A few weeks ago, an article by Abigail Beall for New Scientist reported on the need for better representation of women in our space programmes. Despite progress, female astronauts are still a minority, often forced to use equipment designed by and for men, and with little research having been done on the effects of space travel on non-male bodies. These are issues which need to be addressed today, if we are all to have successful futures. Croft’s new show aims to redress broader inequalities by exploring female agency in outer space, both in the utopias of our imaginations and through the actions we take in the present. It explores how women can rebuild and repurpose existing technology, spaces and structures to serve their own agendas. This is visualised for us both literally and poetically, as astronaut Croft gradually reconstructs Summerhall’s Old Lab studio space, mundane objects recast in unfamiliar configurations, coercing us to meet the performers halfway with our imaginations.
This space labour/play (Croft and co-worker both dressed practically in matching Lara Croft-style denim shorts and tank tops) is interjected with movement, dance, and at least one life-or-death fight with a pile of chairs. There are also a few well-placed bursts of pure spectacle. These moments of lyrical magic, conjured from unlikely lo-fi sources, are inventive, visually arresting, and simply beautiful – at points we are no longer sure if Croft is an astronaut or a more alien being altogether. These more visually rich moments emerge smoothly and then disappear, just as the intense bursts of pop music (which are never far away) and contextualising fragments of recorded speech rise and fall from the otherwise constant ambient background sound, soothing and lulling, which holds together this dark, immersive environment. We are all in this future space together, and, some minor health and safety worries aside, it’s a nice place to be.
The other main thread throughout the show, subtly referenced from the start, is the Wizard of Oz – perhaps as an acknowledgement of how impossible the idea of space travel still seems to most of us, or simply to suggest that we need better representation of women in fictions of our futures too. I’m honestly not sure. But as with any good work of art, that doesn’t really matter, as this never-boring show can also be enjoyed purely at face value.
The hour is soon over, and when the performers’ labours are finally complete, it feels like we’re all sat inside a large sculptural art installation, floating together, untethered, in outer space – a cosmos that’s been thoughtfully and decisively reconfigured around us. Some of the imagery and references may feel a little chaotic and we may not be entirely sure what it all means straight away, but the show sits in my thoughts long afterwards. If you want a show that lets you escape the hectic rush of the Fringe (and gravity) for an hour, but that will also find your mind drifting, days later, to ponder such crucial questions as the role of Dorothy in the Wizard of Oz as a paragon of feminist agency, then this might just be the show for you.

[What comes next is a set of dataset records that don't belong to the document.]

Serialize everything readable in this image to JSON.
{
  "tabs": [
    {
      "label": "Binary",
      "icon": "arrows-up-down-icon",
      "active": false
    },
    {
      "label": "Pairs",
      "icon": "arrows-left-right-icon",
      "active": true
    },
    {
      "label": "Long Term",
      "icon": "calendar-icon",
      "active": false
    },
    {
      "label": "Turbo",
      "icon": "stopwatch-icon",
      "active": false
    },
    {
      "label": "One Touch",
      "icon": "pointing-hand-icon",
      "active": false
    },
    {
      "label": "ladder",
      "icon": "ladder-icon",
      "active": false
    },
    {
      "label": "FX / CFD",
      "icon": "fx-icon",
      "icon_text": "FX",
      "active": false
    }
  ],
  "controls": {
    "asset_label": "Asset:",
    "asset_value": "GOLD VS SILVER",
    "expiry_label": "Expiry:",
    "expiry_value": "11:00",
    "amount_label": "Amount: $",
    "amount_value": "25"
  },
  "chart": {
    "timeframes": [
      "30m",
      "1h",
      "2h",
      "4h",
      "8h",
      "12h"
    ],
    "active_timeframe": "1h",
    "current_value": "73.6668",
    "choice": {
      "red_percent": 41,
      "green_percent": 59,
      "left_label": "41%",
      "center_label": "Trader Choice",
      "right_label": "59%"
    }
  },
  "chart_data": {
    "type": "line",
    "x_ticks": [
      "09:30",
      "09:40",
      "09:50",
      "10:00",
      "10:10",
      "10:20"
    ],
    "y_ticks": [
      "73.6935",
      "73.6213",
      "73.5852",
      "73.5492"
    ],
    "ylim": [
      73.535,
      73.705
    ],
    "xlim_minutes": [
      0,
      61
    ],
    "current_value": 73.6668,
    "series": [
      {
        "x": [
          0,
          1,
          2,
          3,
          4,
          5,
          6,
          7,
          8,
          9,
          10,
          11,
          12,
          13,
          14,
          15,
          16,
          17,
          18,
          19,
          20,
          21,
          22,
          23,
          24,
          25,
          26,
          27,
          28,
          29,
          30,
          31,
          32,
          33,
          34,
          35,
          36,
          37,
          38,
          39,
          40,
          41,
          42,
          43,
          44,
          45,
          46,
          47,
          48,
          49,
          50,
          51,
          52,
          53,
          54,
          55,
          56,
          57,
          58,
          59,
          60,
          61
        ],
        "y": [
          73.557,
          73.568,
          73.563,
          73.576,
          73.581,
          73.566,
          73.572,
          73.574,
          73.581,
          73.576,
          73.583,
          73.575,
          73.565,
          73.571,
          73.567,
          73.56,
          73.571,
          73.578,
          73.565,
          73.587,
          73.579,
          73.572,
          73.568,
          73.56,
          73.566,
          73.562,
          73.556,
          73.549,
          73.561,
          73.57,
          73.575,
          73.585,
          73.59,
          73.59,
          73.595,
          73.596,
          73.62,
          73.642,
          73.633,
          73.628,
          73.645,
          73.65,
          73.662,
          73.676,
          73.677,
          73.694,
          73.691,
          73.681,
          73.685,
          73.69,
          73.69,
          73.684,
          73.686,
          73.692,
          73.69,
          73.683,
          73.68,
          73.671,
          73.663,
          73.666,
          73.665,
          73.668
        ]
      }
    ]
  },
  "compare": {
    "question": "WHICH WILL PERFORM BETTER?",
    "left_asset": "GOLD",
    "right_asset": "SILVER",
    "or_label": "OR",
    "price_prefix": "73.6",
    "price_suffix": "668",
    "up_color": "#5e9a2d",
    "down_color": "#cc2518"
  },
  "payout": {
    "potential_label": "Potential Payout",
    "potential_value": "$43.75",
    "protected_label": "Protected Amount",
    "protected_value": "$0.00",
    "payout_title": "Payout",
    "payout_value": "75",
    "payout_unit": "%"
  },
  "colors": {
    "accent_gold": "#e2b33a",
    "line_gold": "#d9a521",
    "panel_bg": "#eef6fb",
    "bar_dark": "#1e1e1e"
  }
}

Photo courtesy of Andi Crown.
You can see Working On My Night Moves at Old Lab, Summerhall, until 25th August at 21:55. For tickets, go to https://tickets.edfringe.com/. Power Ballad will be at the Tron Theatre, Glasgow, on 12th-14th September.